[Start of Attachment]

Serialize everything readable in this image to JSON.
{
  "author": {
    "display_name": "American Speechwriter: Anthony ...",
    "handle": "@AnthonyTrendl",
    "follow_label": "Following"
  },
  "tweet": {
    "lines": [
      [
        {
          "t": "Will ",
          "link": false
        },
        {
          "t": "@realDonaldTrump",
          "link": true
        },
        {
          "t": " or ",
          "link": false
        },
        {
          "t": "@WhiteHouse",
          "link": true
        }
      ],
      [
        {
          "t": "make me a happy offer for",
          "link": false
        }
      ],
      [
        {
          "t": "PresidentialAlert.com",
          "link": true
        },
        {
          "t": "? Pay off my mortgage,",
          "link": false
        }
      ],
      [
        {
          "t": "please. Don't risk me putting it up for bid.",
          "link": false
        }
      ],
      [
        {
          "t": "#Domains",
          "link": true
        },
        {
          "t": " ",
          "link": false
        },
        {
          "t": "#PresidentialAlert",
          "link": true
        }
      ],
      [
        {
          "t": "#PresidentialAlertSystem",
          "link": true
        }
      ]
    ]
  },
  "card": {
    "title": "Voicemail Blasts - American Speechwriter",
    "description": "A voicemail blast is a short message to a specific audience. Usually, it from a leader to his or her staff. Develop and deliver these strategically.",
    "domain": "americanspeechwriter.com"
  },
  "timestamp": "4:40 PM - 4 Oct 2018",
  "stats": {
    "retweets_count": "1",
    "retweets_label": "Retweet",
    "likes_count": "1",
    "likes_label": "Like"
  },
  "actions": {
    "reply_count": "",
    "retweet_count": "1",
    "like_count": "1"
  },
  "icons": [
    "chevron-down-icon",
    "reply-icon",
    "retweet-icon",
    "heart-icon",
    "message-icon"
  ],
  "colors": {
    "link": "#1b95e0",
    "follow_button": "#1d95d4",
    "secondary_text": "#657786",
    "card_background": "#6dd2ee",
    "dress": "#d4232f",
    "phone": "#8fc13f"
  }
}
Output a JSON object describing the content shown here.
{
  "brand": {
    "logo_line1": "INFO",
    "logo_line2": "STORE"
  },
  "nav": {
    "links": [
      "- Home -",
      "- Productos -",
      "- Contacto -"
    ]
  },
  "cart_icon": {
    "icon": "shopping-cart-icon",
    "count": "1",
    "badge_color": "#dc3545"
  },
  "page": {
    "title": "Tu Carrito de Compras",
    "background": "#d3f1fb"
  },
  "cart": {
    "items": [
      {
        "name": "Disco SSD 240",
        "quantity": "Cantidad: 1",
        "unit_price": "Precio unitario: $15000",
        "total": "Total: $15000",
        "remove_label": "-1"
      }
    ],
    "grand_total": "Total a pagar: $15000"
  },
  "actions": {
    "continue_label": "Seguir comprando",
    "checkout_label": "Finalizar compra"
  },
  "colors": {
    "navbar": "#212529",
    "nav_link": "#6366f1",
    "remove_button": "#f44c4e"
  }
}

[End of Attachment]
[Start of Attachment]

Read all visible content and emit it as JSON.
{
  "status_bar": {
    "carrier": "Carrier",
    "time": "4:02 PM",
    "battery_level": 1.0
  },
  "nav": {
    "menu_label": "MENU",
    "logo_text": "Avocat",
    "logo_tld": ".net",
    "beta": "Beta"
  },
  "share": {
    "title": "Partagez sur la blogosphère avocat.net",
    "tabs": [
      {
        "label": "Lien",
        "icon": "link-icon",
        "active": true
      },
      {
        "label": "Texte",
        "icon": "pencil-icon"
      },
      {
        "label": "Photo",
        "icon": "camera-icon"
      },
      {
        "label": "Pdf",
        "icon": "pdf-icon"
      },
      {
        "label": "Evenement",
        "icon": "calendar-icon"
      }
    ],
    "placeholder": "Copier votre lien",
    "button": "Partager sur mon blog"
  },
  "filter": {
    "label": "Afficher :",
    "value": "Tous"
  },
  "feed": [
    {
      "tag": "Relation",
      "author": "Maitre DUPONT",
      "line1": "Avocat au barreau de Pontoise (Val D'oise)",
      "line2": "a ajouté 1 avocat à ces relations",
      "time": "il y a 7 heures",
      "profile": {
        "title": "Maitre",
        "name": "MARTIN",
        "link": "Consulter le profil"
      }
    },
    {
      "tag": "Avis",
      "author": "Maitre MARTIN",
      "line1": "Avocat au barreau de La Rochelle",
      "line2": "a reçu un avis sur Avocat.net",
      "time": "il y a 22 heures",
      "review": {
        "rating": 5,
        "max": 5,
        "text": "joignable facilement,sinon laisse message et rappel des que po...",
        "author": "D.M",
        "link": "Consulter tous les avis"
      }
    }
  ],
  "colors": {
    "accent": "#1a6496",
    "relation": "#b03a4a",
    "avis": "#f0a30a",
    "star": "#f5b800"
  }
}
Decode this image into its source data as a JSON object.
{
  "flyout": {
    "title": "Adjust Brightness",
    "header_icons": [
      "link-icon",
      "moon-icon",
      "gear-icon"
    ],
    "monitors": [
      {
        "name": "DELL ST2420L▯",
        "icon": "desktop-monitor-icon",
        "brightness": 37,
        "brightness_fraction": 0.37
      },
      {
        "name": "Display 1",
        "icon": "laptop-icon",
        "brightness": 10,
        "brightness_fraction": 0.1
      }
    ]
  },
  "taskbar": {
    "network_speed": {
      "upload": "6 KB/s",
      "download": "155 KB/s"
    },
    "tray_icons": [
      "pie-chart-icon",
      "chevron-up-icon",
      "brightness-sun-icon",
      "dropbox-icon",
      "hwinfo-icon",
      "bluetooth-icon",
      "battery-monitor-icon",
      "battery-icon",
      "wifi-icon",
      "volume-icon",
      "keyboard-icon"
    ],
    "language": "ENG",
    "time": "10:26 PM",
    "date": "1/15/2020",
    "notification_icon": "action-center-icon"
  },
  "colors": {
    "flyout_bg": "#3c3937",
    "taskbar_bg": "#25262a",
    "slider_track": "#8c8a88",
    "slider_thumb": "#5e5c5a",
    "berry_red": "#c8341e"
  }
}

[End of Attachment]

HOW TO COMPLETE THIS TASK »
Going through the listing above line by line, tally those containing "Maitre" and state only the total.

RESPONSE TO THE TASK »
3